“One of the keys to building a more proactive and agile response to the next pandemic is an insurance market and risk management partnership that helps facilitate coverage and aligns the needs of insurance buyers and insurers to avoid losses, while incentivizing pandemic preparedness and mitigation.”

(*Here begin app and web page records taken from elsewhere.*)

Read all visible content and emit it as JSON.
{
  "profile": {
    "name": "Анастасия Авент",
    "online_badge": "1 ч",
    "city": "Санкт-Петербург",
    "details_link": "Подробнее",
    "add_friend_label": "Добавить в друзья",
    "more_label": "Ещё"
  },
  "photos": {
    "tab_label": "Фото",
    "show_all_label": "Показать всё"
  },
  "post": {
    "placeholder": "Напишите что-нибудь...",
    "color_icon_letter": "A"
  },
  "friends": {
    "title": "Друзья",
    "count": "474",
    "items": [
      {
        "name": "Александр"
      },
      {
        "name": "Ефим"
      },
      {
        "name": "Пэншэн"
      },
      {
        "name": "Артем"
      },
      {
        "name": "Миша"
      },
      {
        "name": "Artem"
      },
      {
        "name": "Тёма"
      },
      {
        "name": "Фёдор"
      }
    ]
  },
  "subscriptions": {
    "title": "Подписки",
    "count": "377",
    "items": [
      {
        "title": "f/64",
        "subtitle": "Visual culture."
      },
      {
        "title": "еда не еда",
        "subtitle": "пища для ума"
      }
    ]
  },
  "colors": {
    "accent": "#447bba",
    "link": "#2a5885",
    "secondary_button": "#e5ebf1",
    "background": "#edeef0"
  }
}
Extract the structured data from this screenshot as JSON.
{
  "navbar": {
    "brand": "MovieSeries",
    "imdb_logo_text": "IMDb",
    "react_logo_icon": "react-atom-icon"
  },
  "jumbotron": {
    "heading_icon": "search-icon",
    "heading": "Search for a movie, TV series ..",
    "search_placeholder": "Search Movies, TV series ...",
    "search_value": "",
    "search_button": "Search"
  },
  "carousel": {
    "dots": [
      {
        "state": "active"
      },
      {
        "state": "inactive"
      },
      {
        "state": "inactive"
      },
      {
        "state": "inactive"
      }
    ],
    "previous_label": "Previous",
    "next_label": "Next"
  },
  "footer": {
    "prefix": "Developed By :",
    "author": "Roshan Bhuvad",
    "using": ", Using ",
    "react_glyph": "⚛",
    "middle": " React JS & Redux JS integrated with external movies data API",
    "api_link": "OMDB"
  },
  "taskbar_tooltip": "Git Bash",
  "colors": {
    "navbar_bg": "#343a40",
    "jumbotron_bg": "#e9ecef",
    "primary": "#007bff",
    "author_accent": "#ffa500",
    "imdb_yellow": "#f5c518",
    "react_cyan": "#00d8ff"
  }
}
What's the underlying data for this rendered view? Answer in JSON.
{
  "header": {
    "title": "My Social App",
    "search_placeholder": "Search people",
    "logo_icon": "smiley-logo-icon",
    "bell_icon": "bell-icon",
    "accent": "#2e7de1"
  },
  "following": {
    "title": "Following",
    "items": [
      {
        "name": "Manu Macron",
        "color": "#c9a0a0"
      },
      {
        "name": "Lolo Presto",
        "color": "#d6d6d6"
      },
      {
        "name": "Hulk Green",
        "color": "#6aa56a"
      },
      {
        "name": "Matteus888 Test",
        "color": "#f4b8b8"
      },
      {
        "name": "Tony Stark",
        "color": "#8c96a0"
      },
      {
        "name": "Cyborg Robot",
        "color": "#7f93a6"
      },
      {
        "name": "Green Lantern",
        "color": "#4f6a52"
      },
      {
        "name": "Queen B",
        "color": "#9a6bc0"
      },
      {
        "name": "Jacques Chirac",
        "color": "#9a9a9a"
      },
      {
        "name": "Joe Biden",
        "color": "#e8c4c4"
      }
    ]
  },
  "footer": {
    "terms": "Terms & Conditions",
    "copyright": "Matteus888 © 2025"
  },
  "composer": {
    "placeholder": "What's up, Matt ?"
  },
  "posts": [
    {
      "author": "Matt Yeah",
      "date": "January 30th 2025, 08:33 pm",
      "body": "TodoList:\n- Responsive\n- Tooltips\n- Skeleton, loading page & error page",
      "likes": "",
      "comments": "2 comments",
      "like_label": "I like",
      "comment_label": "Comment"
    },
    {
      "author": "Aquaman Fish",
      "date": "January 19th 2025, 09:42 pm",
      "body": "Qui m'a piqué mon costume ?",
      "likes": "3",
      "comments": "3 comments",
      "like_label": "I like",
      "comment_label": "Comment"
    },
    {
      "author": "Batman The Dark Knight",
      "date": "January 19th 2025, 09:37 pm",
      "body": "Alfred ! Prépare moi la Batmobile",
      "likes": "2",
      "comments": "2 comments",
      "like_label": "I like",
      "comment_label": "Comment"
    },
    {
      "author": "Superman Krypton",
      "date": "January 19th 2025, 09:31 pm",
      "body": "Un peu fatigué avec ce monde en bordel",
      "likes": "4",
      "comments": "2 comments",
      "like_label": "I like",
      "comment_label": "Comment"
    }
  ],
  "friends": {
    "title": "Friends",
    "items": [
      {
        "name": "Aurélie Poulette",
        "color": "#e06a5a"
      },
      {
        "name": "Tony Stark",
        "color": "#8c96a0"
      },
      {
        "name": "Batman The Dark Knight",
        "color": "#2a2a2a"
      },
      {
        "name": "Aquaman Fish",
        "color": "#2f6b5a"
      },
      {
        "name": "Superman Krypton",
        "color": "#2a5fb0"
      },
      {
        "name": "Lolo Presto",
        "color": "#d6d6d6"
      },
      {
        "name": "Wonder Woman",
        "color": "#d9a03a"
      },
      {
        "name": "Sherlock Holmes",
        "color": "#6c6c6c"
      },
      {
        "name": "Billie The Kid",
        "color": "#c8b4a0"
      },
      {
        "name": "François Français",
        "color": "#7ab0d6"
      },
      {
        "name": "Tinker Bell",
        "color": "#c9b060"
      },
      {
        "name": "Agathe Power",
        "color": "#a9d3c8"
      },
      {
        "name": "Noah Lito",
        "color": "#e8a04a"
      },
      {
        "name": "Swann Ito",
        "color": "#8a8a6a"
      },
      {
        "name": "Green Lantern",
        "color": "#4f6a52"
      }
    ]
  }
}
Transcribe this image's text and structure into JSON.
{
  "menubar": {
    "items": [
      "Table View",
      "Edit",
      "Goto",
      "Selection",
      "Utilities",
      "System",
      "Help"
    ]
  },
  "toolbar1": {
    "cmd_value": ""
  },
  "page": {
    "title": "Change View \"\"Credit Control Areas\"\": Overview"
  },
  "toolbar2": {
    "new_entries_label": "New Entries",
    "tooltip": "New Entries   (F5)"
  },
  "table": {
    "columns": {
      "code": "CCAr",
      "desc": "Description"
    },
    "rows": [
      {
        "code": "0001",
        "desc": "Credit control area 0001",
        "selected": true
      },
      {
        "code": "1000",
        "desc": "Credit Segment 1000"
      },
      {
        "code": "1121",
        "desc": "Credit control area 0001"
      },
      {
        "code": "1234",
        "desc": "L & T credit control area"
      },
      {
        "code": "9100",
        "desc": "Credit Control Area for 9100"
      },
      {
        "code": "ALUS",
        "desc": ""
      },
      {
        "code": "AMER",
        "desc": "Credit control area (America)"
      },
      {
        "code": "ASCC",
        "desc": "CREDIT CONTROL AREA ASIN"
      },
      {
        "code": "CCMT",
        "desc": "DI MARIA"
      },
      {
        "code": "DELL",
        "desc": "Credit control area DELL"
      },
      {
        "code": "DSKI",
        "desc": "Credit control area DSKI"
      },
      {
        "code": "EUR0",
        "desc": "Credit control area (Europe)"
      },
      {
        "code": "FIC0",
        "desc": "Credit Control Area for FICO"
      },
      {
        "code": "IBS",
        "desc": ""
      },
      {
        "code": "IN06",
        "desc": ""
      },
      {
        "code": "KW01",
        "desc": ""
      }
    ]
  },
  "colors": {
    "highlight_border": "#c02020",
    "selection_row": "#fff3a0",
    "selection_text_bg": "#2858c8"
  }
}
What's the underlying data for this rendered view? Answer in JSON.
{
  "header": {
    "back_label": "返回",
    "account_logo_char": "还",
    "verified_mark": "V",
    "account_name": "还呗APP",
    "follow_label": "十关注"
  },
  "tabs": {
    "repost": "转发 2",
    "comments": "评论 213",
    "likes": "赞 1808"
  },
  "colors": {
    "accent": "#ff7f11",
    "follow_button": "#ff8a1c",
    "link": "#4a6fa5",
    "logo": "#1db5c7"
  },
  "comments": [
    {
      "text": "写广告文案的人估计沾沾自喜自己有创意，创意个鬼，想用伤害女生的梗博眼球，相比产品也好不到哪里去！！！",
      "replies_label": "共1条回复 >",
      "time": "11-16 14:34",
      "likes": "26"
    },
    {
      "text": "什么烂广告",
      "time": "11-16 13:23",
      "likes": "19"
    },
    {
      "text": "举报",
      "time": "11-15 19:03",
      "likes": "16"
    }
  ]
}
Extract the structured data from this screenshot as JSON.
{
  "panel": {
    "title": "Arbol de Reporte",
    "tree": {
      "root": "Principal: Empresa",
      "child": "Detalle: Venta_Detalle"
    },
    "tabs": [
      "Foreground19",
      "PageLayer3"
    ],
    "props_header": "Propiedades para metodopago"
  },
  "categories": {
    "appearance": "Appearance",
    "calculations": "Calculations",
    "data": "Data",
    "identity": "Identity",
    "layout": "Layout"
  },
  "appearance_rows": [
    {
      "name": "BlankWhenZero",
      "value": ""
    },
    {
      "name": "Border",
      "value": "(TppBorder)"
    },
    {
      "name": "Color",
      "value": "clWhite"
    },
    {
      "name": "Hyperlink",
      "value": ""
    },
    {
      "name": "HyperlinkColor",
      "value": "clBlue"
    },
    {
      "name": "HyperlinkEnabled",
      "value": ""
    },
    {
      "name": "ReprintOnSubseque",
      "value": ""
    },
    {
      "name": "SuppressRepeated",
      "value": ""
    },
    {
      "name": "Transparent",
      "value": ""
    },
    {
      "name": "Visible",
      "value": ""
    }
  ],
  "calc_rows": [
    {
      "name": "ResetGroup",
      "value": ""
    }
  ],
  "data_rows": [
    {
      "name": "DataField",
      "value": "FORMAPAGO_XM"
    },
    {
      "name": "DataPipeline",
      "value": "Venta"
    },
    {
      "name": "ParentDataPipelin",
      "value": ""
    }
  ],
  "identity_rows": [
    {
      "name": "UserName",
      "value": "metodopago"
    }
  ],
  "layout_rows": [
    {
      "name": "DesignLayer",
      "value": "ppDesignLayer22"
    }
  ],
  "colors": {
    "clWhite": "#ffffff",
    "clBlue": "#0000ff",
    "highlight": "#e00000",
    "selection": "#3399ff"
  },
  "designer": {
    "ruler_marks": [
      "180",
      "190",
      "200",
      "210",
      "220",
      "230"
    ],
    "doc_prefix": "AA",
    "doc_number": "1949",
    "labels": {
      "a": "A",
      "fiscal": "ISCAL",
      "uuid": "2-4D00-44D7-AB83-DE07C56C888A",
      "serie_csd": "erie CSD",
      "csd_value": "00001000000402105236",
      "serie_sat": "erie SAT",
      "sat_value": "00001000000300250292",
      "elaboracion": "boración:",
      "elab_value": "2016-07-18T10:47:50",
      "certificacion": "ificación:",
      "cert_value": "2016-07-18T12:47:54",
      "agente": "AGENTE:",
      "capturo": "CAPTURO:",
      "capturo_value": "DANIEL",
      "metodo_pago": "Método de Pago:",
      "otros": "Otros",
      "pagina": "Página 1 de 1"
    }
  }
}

He concluded his initial argument by saying: “We simply cannot wait until COVID-19 is controlled. The stakes for our policyholders regarding this risk are too high to defer action.”